A story published this week in The Oregonian focuses on the suicide of a teenage boy who was living in a Corvallis residential treatment facility and on accusations that the facility falsified care records in an attempt to evade responsibility for its actions. There are broader issues also raised by the case, however, and I would like to take a few moments to examine both the issues raised by the newspaper and the ones that also merit our attention.
According to The Oregonian the boy, age 15, died last August. A state investigation showed that he was supposed to be closely monitored while in the facility, with staff checking on him every 15 minutes. Though the care center’s records indicated he had slept through the night, a state investigation showed that he had been left alone for 40 minutes at one point that evening despite having “told staff earlier in the evening that he was suicidal and had been bleeding from self-inflicted arm wounds.” The newspaper adds that the investigation turned up other instances in which “patients told regulators they also had gone without scheduled check-ins by the center’s employees.”
The focus of the newspaper story is on the alleged falsification of records and this is obviously a serious issue. If proper, legally required, records are not kept by caregivers and facilities it is impossible for patients to get the treatment they need and extremely difficult for cases of medical malpractice or nursing home abuse and neglect to be proven either while they are unfolding or after the fact. To be clear: this is an extremely important issue and one where it is critical to everyone’s health and well-being that federal, state and local regulators do their jobs.
The case outlined in The Oregonian, however, also raises broader issues of care and negligence. I wrote about these in reference to nursing homes last month, Chapter 124 of the Oregon Revised Statutes lays out clear standards that care facilities must follow. These apply to psychiatric care facilities just as much as they apply to nursing homes. Under Section 124.105 and 124.110 care facilities and the people who manage them have a responsibility to prevent physical assaults or threats, to see to it that patients and other vulnerable persons are not neglected. This duty extends to safeguarding the financial interests of patients and vulnerable persons when it is within the power of the care facility and its staff to do so.
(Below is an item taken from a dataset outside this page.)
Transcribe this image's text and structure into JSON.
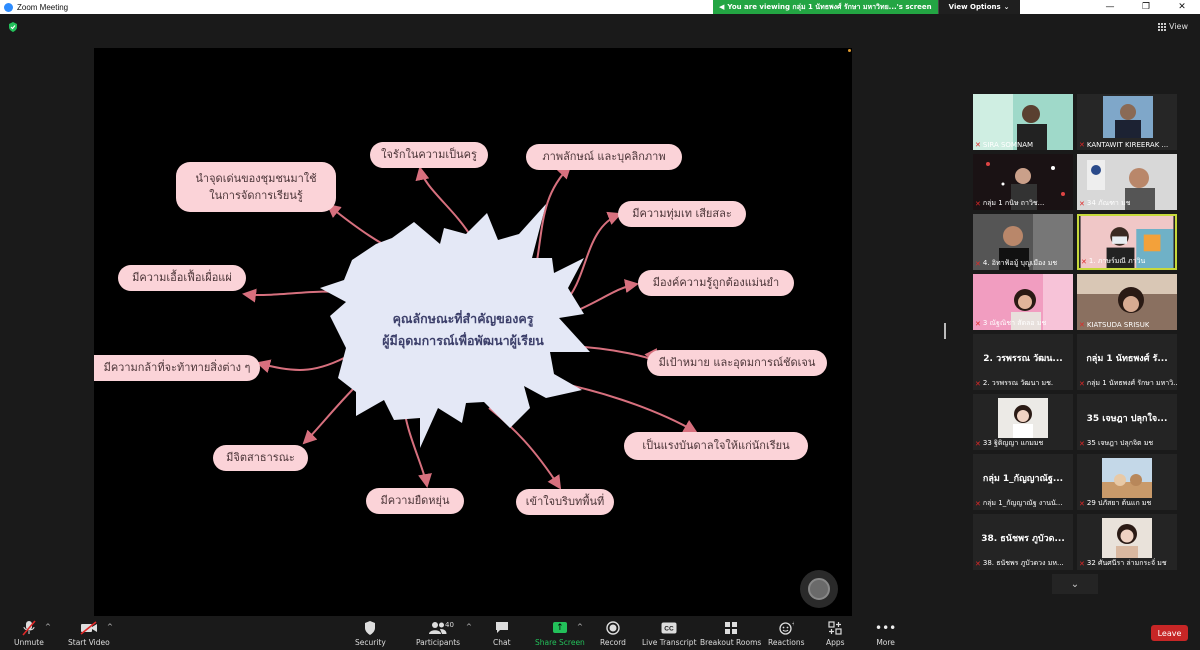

As an Oregon attorney, safeguarding the rights of vulnerable people both here and in Washington State has always been my top priority. Running a care facility is a significant responsibility and the obligations that come with it are not to be taken lightly. Too often, however, individuals and management companies see it simply as a way of making money. When this happens corners are cut, revenue becomes more important than patient welfare and people suffer unnecessarily.
Oregon Revised Statutes: Chapter 124